By James Simon
Q: I heard a few people refused to wear masks when entering a polling place in Stratford last November. Were they allowed to vote?
Stratford had a supply of free masks at every polling location, available to any voter who needed one. If a voter refused to wear one, they were still allowed to vote; the Secretary of State’s office ruled a local resident could not be kept out of a polling location despite the governor’s executive order mandating masks. Republican Registrar Lou DeCilio estimated two or three people in Stratford may have voted without masks.
Q: What’s the difference between being an Independent voter and an Unaffiliated voter?
In Connecticut, there is an official Independent Party.
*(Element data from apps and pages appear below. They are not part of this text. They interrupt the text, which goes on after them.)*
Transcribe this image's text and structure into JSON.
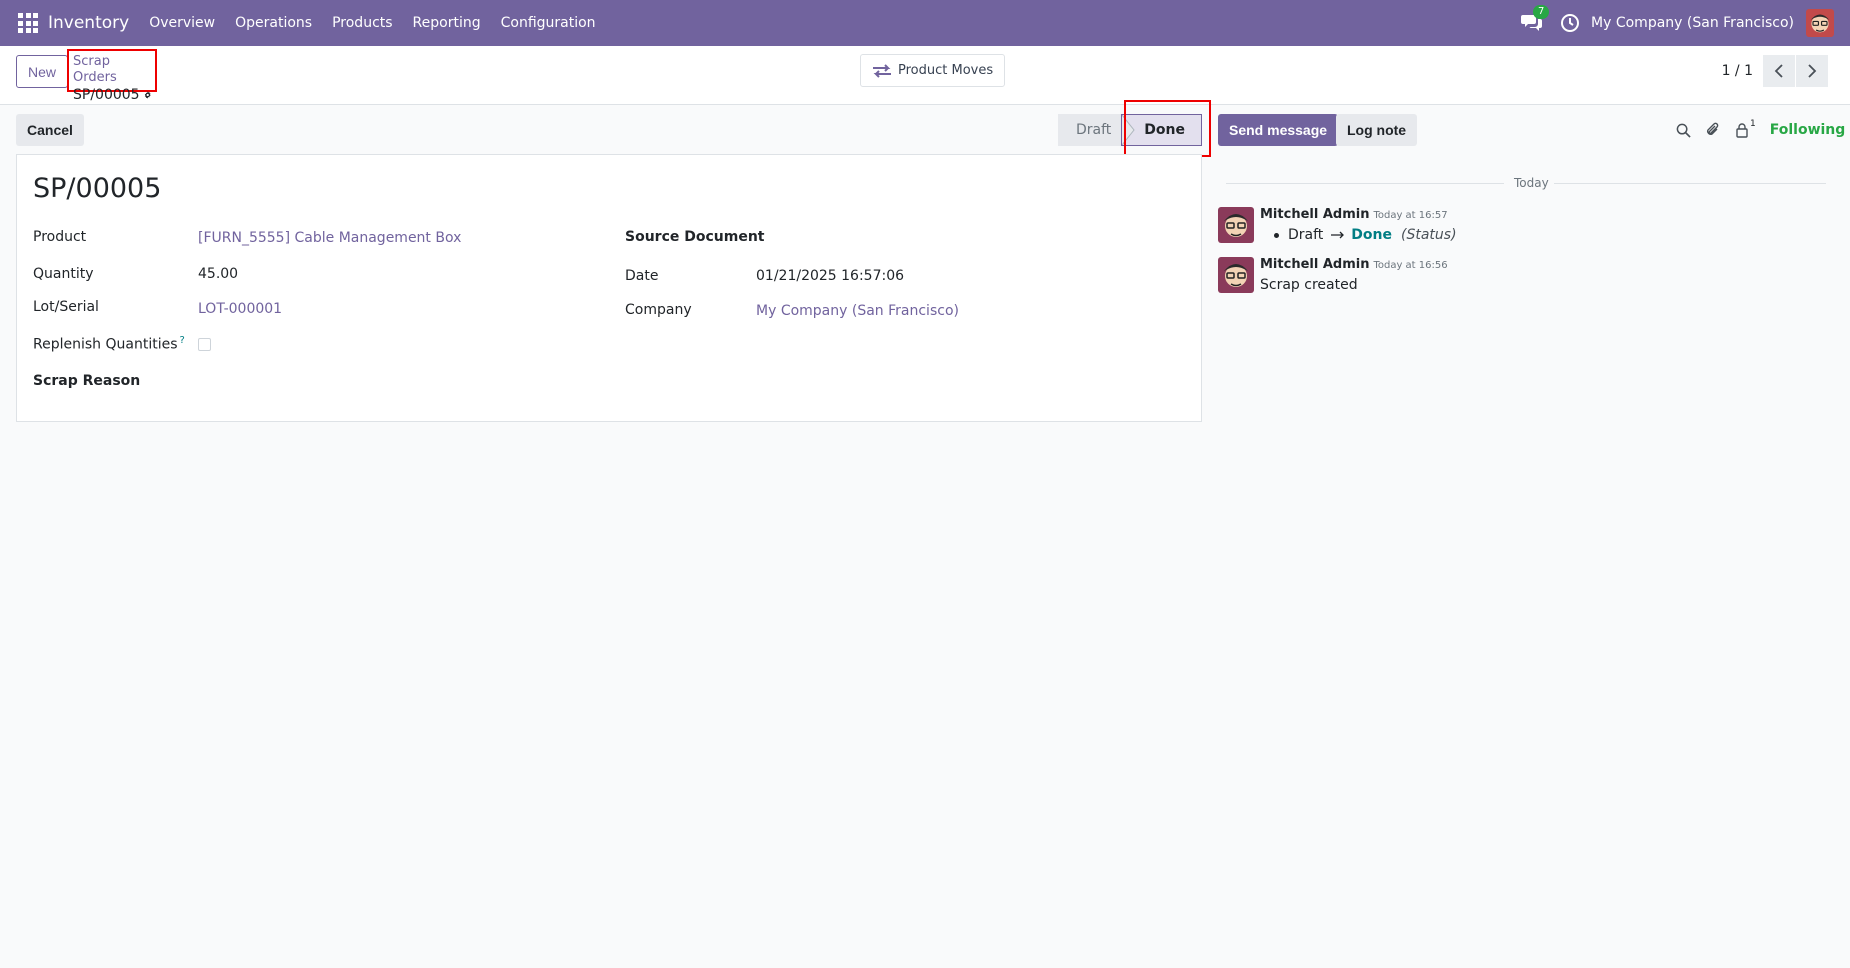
{
  "navbar": {
    "app_name": "Inventory",
    "menu": [
      "Overview",
      "Operations",
      "Products",
      "Reporting",
      "Configuration"
    ],
    "chat_count": "7",
    "company": "My Company (San Francisco)"
  },
  "control_panel": {
    "new_label": "New",
    "breadcrumb_parent": "Scrap Orders",
    "breadcrumb_current": "SP/00005",
    "product_moves_label": "Product Moves",
    "pager_value": "1 / 1"
  },
  "statusbar": {
    "cancel_label": "Cancel",
    "stages": [
      "Draft",
      "Done"
    ],
    "current_stage": "Done"
  },
  "form": {
    "title": "SP/00005",
    "fields": {
      "product_label": "Product",
      "product_value": "[FURN_5555] Cable Management Box",
      "quantity_label": "Quantity",
      "quantity_value": "45.00",
      "lot_label": "Lot/Serial",
      "lot_value": "LOT-000001",
      "replenish_label": "Replenish Quantities",
      "replenish_help": "?",
      "scrap_reason_label": "Scrap Reason",
      "source_doc_label": "Source Document",
      "date_label": "Date",
      "date_value": "01/21/2025 16:57:06",
      "company_label": "Company",
      "company_value": "My Company (San Francisco)"
    }
  },
  "chatter": {
    "send_message_label": "Send message",
    "log_note_label": "Log note",
    "follower_count": "1",
    "following_label": "Following",
    "date_separator": "Today",
    "messages": [
      {
        "author": "Mitchell Admin",
        "time": "Today at 16:57",
        "old_value": "Draft",
        "new_value": "Done",
        "field": "(Status)"
      },
      {
        "author": "Mitchell Admin",
        "time": "Today at 16:56",
        "body": "Scrap created"
      }
    ]
  },
  "colors": {
    "brand": "#71639e",
    "highlight": "#ee0000",
    "following": "#28a745",
    "link_teal": "#017e84"
  }
}
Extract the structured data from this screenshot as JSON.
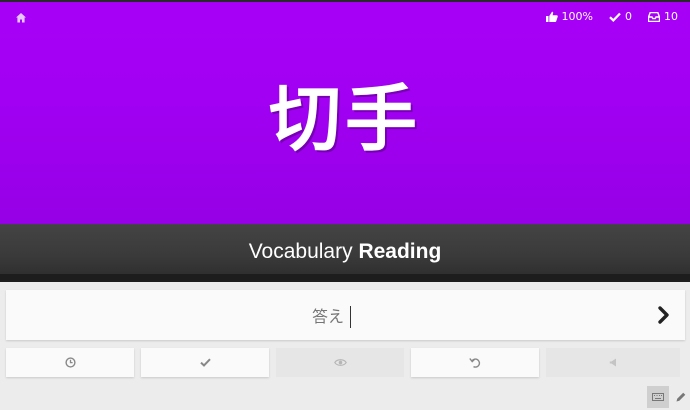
{
  "header": {
    "stats": {
      "accuracy": "100%",
      "correct": "0",
      "remaining": "10"
    }
  },
  "item": {
    "characters": "切手",
    "type_label": "Vocabulary",
    "question_label": "Reading"
  },
  "answer": {
    "placeholder": "答え",
    "value": ""
  },
  "colors": {
    "vocabulary_bg": "#a100f2",
    "band_bg": "#3a3a3a"
  },
  "icons": {
    "home": "home-icon",
    "accuracy": "thumbs-up-icon",
    "correct": "checkmark-icon",
    "remaining": "inbox-icon",
    "submit": "chevron-right-icon",
    "buttons": [
      "clock-icon",
      "check-icon",
      "eye-icon",
      "undo-icon",
      "volume-icon"
    ],
    "keyboard": "keyboard-icon",
    "pencil": "pencil-icon"
  }
}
So if you specify you are an Independent when you register to vote, that means you want to be listed as a member of the Independent Party. Unaffiliated means you do not identify with any of the major parties (Democrat, Republican) or minor parties (which also include the Working Families Party and the Green Party).
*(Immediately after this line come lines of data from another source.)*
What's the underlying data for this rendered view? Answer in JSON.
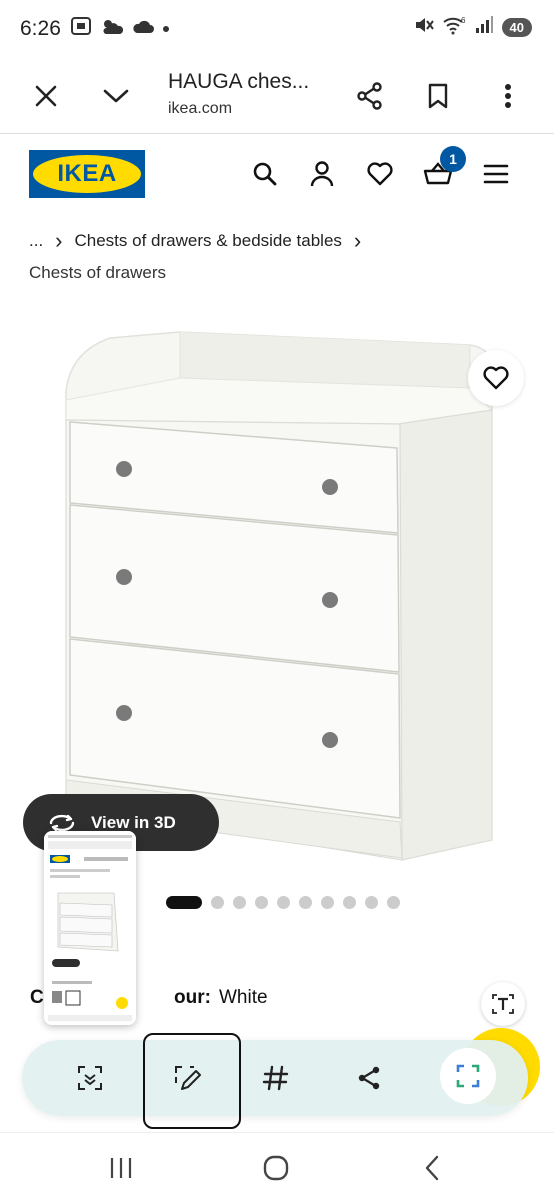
{
  "status_bar": {
    "time": "6:26",
    "battery": "40",
    "network": "6"
  },
  "browser": {
    "page_title": "HAUGA ches...",
    "url": "ikea.com"
  },
  "header": {
    "logo_text": "IKEA",
    "cart_count": "1"
  },
  "breadcrumb": {
    "ellipsis": "...",
    "chevron": "›",
    "parent": "Chests of drawers & bedside tables",
    "current": "Chests of drawers"
  },
  "product": {
    "view3d_label": "View in 3D",
    "carousel_total": 10,
    "carousel_active": 0,
    "colour_prefix": "C",
    "colour_label": "our:",
    "colour_value": "White"
  },
  "colors": {
    "ikea_blue": "#0058a3",
    "ikea_yellow": "#ffdb00",
    "toolbar_bg": "#e2f0f0"
  },
  "capture_toolbar": {
    "items": [
      "scan-text-icon",
      "draw-icon",
      "hashtag-icon",
      "share-icon",
      "expand-icon"
    ]
  }
}
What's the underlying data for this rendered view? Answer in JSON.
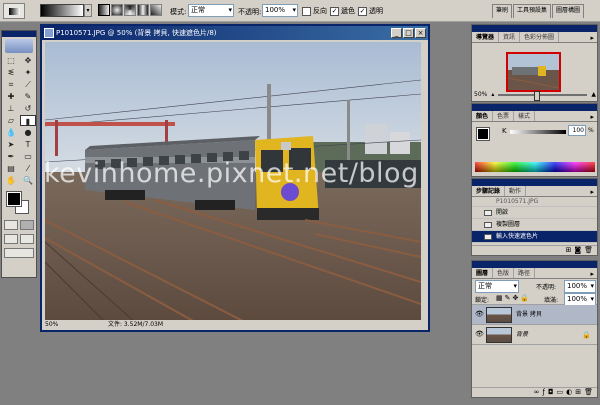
{
  "options_bar": {
    "mode_label": "模式:",
    "mode_value": "正常",
    "opacity_label": "不透明:",
    "opacity_value": "100%",
    "reverse_label": "反向",
    "dither_label": "遞色",
    "transparency_label": "透明",
    "palette_tabs": [
      "筆刷",
      "工具預設集",
      "圖層構圖"
    ]
  },
  "document": {
    "title": "P1010571.JPG @ 50% (背景 拷貝, 快速遮色片/8)",
    "zoom": "50%",
    "file_info": "文件: 3.52M/7.03M",
    "watermark": "kevinhome.pixnet.net/blog"
  },
  "navigator": {
    "tabs": [
      "導覽器",
      "資訊",
      "色彩分佈圖"
    ],
    "zoom": "50%"
  },
  "color_panel": {
    "tabs": [
      "顏色",
      "色票",
      "樣式"
    ],
    "channel": "K",
    "value": "100",
    "unit": "%"
  },
  "history": {
    "tabs": [
      "步驟記錄",
      "動作"
    ],
    "snapshot": "P1010571.JPG",
    "items": [
      "開啟",
      "複製圖層",
      "輸入快速遮色片"
    ]
  },
  "layers": {
    "tabs": [
      "圖層",
      "色版",
      "路徑"
    ],
    "blend_mode": "正常",
    "opacity_label": "不透明:",
    "opacity_value": "100%",
    "lock_label": "鎖定:",
    "fill_label": "填滿:",
    "fill_value": "100%",
    "items": [
      {
        "name": "背景 拷貝"
      },
      {
        "name": "背景"
      }
    ]
  }
}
Q: I read that in Georgia, it is now illegal to even give a bottle of water to a person standing in line on a hot day. What about Stratford?
In Stratford and throughout Connecticut, you cannot approach a voter – for whatever reason — within 75 feet of a polling place. In Georgia, where voters sometimes have to wait two hours in line, a new law prohibits anyone from approaching a voter within 150 feet of a poll. In addition, it also prevents any type of assistance “within 25 feet of any voter standing in line to vote at any polling place.”
Q: I don’t have a driver’s license or any picture ID. Does that mean I can’t vote?
In Connecticut, you must present some form of pre-printed identification, either when you first register or when you show up to vote. We have accepted a pre-printed bank statement or utility bill with the name and address specified.
Q: Can homeless people vote?
Yes. Homeless people have the same right to vote as any citizen. It is a challenge for voting officials to get a formal identification from a homeless person or even decide in which town district they should vote. The Secretary of State’s office notes that “courts have said that an individual is a resident of a town if they have some nexus to that particular town, and there is an intention to return to the town when absent from it. This could be some town that (they) have spent time in, slept in, and intend to go back to even if (they) are not presently there.”
More Questions? Please send them to Registrar Jim Simon; firstname.lastname@example.org. This is not an official publication of the Town of Stratford. (Vol. 1, No. 4; April 2021)